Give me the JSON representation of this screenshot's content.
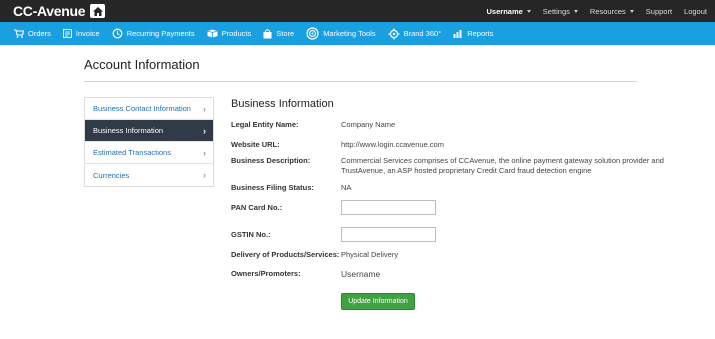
{
  "topbar": {
    "logo": "CC-Avenue",
    "nav": [
      {
        "label": "Username",
        "dropdown": true
      },
      {
        "label": "Settings",
        "dropdown": true
      },
      {
        "label": "Resources",
        "dropdown": true
      },
      {
        "label": "Support",
        "dropdown": false
      },
      {
        "label": "Logout",
        "dropdown": false
      }
    ]
  },
  "mainnav": {
    "items": [
      {
        "label": "Orders",
        "icon": "cart-icon"
      },
      {
        "label": "Invoice",
        "icon": "invoice-icon"
      },
      {
        "label": "Recurring Payments",
        "icon": "recurring-icon"
      },
      {
        "label": "Products",
        "icon": "products-icon"
      },
      {
        "label": "Store",
        "icon": "store-icon"
      },
      {
        "label": "Marketing Tools",
        "icon": "target-icon"
      },
      {
        "label": "Brand 360°",
        "icon": "brand-icon"
      },
      {
        "label": "Reports",
        "icon": "chart-icon"
      }
    ]
  },
  "page": {
    "title": "Account Information"
  },
  "leftmenu": {
    "items": [
      {
        "label": "Business Contact Information",
        "active": false
      },
      {
        "label": "Business Information",
        "active": true
      },
      {
        "label": "Estimated Transactions",
        "active": false
      },
      {
        "label": "Currencies",
        "active": false
      }
    ]
  },
  "form": {
    "section_title": "Business Information",
    "legal_entity": {
      "label": "Legal Entity Name:",
      "value": "Company Name"
    },
    "website": {
      "label": "Website URL:",
      "value": "http://www.login.ccavenue.com"
    },
    "description": {
      "label": "Business Description:",
      "value": "Commercial Services comprises of CCAvenue, the online payment gateway solution provider and TrustAvenue, an ASP hosted proprietary Credit Card fraud detection engine"
    },
    "filing_status": {
      "label": "Business Filing Status:",
      "value": "NA"
    },
    "pan": {
      "label": "PAN Card No.:",
      "value": ""
    },
    "gstin": {
      "label": "GSTIN No.:",
      "value": ""
    },
    "delivery": {
      "label": "Delivery of Products/Services:",
      "value": "Physical Delivery"
    },
    "owners": {
      "label": "Owners/Promoters:",
      "value": "Username"
    },
    "update_button": "Update Information"
  },
  "colors": {
    "topbar": "#262626",
    "mainnav": "#1a9fe0",
    "active_menu": "#313b48",
    "link": "#1f6fb5",
    "button": "#3fa142"
  }
}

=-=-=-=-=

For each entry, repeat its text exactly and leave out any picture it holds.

**Solution for this problem:**
Give me the JSON representation of this screenshot's content.
{
  "topbar": {
    "logo": "CC-Avenue",
    "nav": [
      {
        "label": "Username",
        "dropdown": true
      },
      {
        "label": "Settings",
        "dropdown": true
      },
      {
        "label": "Resources",
        "dropdown": true
      },
      {
        "label": "Support",
        "dropdown": false
      },
      {
        "label": "Logout",
        "dropdown": false
      }
    ]
  },
  "mainnav": {
    "items": [
      {
        "label": "Orders",
        "icon": "cart-icon"
      },
      {
        "label": "Invoice",
        "icon": "invoice-icon"
      },
      {
        "label": "Recurring Payments",
        "icon": "recurring-icon"
      },
      {
        "label": "Products",
        "icon": "products-icon"
      },
      {
        "label": "Store",
        "icon": "store-icon"
      },
      {
        "label": "Marketing Tools",
        "icon": "target-icon"
      },
      {
        "label": "Brand 360°",
        "icon": "brand-icon"
      },
      {
        "label": "Reports",
        "icon": "chart-icon"
      }
    ]
  },
  "page": {
    "title": "Account Information"
  },
  "leftmenu": {
    "items": [
      {
        "label": "Business Contact Information",
        "active": false
      },
      {
        "label": "Business Information",
        "active": true
      },
      {
        "label": "Estimated Transactions",
        "active": false
      },
      {
        "label": "Currencies",
        "active": false
      }
    ]
  },
  "form": {
    "section_title": "Business Information",
    "legal_entity": {
      "label": "Legal Entity Name:",
      "value": "Company Name"
    },
    "website": {
      "label": "Website URL:",
      "value": "http://www.login.ccavenue.com"
    },
    "description": {
      "label": "Business Description:",
      "value": "Commercial Services comprises of CCAvenue, the online payment gateway solution provider and TrustAvenue, an ASP hosted proprietary Credit Card fraud detection engine"
    },
    "filing_status": {
      "label": "Business Filing Status:",
      "value": "NA"
    },
    "pan": {
      "label": "PAN Card No.:",
      "value": ""
    },
    "gstin": {
      "label": "GSTIN No.:",
      "value": ""
    },
    "delivery": {
      "label": "Delivery of Products/Services:",
      "value": "Physical Delivery"
    },
    "owners": {
      "label": "Owners/Promoters:",
      "value": "Username"
    },
    "update_button": "Update Information"
  },
  "colors": {
    "topbar": "#262626",
    "mainnav": "#1a9fe0",
    "active_menu": "#313b48",
    "link": "#1f6fb5",
    "button": "#3fa142"
  }
}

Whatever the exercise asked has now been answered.